Thursday, March 8, 2012
Today was a good day. Still at the rural hospital in Kabudula (translating to "short trousers" in Chichewa), we saw a variety of cases. First off, it was good to see that the toddler with severe pneumonia was doing better. Her mom was very happy that she seemed to have turned the corner. We saw two women pregnant with twins and tried to decide how far along they were in their pregnancy and when they should deliver. Twin pregnancy increases risk for maternal and neonatal morbidity and mortality, especially in places like Malawi, which has some of the highest rates of mother and baby mortality in the world. We saw a handful of women who were miscarrying and needed a procedure to complete this difficult process. Aubrey saw patients referred to him by the medical assistants with ailments ranging from infertility to hand infections to heart failure. And he handled them all, with three years of post high school education.
I headed to the secondary school after a lunch of rice and beans to meet with the peer counseling group, part of the amazing program that Sarah Greenberg from WAM started. This fantastic group of 16 orphaned or vulnerable kids meet once a week to decide how best to help their peers stay in school. They excitedly told me how they plan to be teachers, nurses, radio announcers, and doctors. The odds are clearly stacked against them. Coming from a school with few books, no lab, no computers, and little support from family, they have a Herculean task to overcome (if you want to learn more check out the KEEP program at www.worldalteringmedicine.org).
Next I gave an HIV and dermatology lecture to the clinicians at Kabudula hospital. No one snored, which means it was a riveting talk. Or that Malawians don't snore when they sleep.
To wrap up the day we saw an ancient woman with undiagnosed Parkinson's disease who fractured both her lower legs when a wall in her house fell on her while she slept. On the way out of the ward, we met a man carrying his fourteen year old daughter toward us. She had a history of epilepsy and had been seizing every day for the last three months since her health center had run out of anti-seizure medications. She now had a new diagnosis of malaria, to add yet another condition to cause further seizures. As I purchase medications that the hospital has been out of (sometimes for months), I'm floored by the price of them. A dose of medicine called misoprostol to stop life-threatening bleeding after a woman delivers costs about 75 cents.
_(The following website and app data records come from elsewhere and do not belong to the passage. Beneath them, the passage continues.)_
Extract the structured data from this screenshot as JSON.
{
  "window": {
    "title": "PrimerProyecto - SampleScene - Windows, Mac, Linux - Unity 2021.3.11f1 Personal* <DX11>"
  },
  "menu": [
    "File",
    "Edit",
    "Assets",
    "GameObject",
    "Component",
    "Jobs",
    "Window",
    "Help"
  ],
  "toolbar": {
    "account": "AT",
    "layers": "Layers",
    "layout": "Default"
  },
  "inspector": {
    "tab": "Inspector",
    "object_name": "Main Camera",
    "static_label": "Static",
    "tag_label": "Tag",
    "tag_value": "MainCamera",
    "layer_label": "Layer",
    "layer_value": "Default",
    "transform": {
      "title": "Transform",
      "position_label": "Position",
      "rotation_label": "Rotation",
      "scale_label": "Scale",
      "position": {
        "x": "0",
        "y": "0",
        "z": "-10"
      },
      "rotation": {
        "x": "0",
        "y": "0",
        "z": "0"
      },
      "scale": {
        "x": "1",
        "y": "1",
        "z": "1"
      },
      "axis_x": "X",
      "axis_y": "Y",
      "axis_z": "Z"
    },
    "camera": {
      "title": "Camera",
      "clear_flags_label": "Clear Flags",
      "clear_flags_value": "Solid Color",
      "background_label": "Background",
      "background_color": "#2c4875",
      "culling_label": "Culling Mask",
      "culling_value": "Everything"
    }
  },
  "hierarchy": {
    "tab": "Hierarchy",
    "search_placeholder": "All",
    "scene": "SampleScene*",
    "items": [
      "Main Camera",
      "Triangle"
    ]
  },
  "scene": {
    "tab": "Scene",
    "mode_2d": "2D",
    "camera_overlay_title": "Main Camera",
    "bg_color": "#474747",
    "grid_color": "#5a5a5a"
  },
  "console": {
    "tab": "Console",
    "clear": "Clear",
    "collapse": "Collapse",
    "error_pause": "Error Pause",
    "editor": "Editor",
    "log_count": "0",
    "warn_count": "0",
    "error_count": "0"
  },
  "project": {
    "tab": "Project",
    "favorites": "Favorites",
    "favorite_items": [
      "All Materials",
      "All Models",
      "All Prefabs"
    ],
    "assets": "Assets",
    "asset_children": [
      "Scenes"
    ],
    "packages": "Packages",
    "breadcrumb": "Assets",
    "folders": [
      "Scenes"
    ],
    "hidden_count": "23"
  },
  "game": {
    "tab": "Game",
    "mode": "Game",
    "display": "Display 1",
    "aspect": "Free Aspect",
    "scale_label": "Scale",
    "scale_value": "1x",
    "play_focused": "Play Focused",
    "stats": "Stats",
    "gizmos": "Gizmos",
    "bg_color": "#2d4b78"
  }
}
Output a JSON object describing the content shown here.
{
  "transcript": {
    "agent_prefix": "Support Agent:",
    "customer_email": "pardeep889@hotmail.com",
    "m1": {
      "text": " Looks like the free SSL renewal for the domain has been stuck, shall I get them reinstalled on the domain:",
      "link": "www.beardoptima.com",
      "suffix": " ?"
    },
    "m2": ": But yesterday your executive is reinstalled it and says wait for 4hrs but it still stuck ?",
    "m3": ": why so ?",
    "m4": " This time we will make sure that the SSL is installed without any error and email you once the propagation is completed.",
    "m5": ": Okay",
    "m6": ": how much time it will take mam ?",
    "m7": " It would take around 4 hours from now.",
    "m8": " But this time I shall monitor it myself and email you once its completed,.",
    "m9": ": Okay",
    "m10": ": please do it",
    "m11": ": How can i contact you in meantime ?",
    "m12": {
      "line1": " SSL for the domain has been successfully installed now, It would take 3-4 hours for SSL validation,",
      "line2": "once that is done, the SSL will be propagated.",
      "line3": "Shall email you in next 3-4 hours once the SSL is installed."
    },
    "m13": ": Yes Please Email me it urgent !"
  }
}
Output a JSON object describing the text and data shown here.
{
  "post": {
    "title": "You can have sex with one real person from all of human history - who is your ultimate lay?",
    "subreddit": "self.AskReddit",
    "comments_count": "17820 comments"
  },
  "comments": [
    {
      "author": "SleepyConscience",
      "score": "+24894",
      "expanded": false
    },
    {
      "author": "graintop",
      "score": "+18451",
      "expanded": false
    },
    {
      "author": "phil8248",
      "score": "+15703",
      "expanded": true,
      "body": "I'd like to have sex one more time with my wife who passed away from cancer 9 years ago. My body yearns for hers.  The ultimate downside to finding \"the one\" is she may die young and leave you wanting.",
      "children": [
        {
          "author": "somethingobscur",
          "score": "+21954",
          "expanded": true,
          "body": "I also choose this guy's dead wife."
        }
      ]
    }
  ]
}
The other day, on eBay, someone bought a three-year old Chicken McNugget that resembles George Washington for $8,000 dollars.
If you'd like to support Kabudula, reduce maternal mortality, and put orphans through high school, please be on the look-out for quality McNuggets.